Laconia is a region located in the southeastern part of the Peloponnese peninsula in Ancient Greece. This region was home to one of the most famous city-states in Ancient Greece, Sparta. Let’s explore where Laconia is on a map of Ancient Greece and learn more about its significance.
The Location of Laconia
Laconia is situated on the southern end of the Peloponnese peninsula, surrounded by the Aegean Sea to the east and the Messenian Gulf to the west. It is bordered by Arcadia to the north and Messenia to the southwest.
Latitude: 36.96° N
Longitude: 22.44° E
Ancient Laconia was known for its rugged terrain, which consisted of mountains, including Mount Taygetus, and fertile valleys. The region had a unique climate due to its proximity to the sea, with mild winters and hot summers.
Sparta: The Capital City
Sparta, located in Laconia, was one of Ancient Greece’s most powerful city-states. It was renowned for its military prowess and strict social structure.
The Spartan Army
The Spartan army played a significant role in Greek history. They were known for their discipline, training from an early age, and their innovative tactics on the battlefield.
The Importance of Laconia
- Cultural Influence: Laconia was not only influential militarily but also culturally. The Spartans were known for their unique way of life, their laws, and their contributions to Greek philosophy.
- Political Power: Laconia, and particularly Sparta, held significant political power in Ancient Greece.
They were part of the Peloponnesian League and played a crucial role in the conflicts between Athens and other city-states.
- Agricultural Wealth: Despite its rocky terrain, Laconia was agriculturally rich. The fertile valleys allowed for the cultivation of olives, grapes, and other crops.
Laconia’s location on the southeastern part of the Peloponnese peninsula made it strategically important for both military and economic purposes. The region’s capital city, Sparta, was known for its military strength and unique way of life. Laconia’s cultural influence, political power, and agricultural wealth contributed to its significance in Ancient Greece.

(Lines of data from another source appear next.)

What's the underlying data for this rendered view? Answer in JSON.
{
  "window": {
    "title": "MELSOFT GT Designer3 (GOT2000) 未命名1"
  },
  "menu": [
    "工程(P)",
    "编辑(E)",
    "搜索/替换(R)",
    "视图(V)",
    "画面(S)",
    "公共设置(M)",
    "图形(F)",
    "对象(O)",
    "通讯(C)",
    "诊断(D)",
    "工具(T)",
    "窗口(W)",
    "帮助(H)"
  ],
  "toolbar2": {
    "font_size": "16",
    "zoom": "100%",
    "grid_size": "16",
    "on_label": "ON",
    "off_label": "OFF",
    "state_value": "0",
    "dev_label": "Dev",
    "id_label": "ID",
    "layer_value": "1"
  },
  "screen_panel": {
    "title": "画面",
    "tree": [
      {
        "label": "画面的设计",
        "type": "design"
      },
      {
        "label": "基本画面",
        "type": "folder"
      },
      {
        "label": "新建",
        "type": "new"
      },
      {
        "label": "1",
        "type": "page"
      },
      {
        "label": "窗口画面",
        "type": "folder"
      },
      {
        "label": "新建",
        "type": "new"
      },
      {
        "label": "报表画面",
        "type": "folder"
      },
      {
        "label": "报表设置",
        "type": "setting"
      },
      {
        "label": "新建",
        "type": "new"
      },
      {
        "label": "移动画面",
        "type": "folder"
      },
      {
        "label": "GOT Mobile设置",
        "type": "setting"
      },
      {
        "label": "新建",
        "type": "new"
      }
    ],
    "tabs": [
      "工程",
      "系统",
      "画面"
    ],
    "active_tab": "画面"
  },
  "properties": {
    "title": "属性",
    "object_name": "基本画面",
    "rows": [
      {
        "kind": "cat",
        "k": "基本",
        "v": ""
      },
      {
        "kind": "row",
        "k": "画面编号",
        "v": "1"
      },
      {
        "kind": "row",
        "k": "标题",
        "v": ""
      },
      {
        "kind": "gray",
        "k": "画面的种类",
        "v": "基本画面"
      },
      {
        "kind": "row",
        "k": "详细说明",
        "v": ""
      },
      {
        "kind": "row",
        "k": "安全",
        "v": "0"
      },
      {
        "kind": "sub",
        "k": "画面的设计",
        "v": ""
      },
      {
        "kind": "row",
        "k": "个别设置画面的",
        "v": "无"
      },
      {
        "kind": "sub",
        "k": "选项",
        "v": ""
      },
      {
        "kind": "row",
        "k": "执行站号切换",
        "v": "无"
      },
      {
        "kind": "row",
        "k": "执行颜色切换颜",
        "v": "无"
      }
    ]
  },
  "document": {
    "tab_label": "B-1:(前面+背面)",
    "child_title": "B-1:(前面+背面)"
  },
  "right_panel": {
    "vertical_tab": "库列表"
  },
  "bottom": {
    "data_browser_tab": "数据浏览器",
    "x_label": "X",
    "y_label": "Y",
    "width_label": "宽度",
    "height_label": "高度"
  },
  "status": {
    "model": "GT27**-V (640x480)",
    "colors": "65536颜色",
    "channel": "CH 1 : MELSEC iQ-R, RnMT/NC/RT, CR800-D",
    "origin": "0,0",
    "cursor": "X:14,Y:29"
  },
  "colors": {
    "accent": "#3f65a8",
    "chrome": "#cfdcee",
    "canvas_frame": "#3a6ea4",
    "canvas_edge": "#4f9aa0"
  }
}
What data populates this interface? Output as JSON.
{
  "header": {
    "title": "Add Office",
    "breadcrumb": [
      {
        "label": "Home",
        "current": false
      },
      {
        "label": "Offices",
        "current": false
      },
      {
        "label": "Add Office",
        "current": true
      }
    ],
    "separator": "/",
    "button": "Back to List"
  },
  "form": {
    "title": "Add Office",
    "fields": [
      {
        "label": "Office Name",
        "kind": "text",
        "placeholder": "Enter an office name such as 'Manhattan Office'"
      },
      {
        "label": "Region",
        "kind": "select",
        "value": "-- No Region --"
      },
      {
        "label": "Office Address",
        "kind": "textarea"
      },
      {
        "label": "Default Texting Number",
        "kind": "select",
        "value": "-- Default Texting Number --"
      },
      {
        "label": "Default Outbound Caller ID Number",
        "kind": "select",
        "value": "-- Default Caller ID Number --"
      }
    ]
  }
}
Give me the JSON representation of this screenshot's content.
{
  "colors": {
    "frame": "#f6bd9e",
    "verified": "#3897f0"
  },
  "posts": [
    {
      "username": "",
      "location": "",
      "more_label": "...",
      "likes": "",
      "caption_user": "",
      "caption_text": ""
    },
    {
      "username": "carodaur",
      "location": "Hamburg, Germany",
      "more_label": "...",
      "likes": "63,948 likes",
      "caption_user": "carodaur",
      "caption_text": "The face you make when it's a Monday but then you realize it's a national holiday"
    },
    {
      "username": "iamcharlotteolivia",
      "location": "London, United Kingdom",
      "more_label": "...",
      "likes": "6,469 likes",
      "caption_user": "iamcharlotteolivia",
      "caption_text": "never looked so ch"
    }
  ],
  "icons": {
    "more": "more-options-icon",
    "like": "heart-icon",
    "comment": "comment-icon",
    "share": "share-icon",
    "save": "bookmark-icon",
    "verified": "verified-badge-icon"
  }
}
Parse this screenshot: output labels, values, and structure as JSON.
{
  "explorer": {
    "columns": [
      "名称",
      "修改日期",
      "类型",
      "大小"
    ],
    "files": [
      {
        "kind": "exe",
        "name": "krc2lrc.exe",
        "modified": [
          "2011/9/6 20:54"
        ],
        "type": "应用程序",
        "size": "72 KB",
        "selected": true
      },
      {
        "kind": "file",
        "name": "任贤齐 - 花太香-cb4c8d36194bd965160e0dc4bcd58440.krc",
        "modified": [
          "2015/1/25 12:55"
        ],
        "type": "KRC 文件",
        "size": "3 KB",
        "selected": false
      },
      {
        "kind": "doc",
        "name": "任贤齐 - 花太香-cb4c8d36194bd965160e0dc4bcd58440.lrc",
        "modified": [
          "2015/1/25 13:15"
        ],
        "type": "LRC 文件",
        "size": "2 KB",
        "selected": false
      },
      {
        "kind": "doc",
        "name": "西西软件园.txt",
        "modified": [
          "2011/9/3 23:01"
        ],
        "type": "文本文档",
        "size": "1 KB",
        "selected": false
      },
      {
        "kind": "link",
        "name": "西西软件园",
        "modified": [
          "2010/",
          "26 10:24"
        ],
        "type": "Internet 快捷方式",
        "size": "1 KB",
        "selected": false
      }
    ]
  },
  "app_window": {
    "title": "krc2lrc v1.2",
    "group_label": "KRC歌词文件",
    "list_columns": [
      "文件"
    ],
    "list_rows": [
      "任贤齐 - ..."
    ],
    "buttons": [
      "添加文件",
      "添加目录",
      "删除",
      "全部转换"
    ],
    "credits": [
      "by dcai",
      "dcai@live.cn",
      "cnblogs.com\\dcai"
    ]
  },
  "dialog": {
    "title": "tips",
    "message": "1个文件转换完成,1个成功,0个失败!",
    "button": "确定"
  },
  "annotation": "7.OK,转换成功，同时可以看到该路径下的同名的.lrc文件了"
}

If you ever plan to explore Ancient Greece or study its history further, don’t forget to mark Laconia on your map!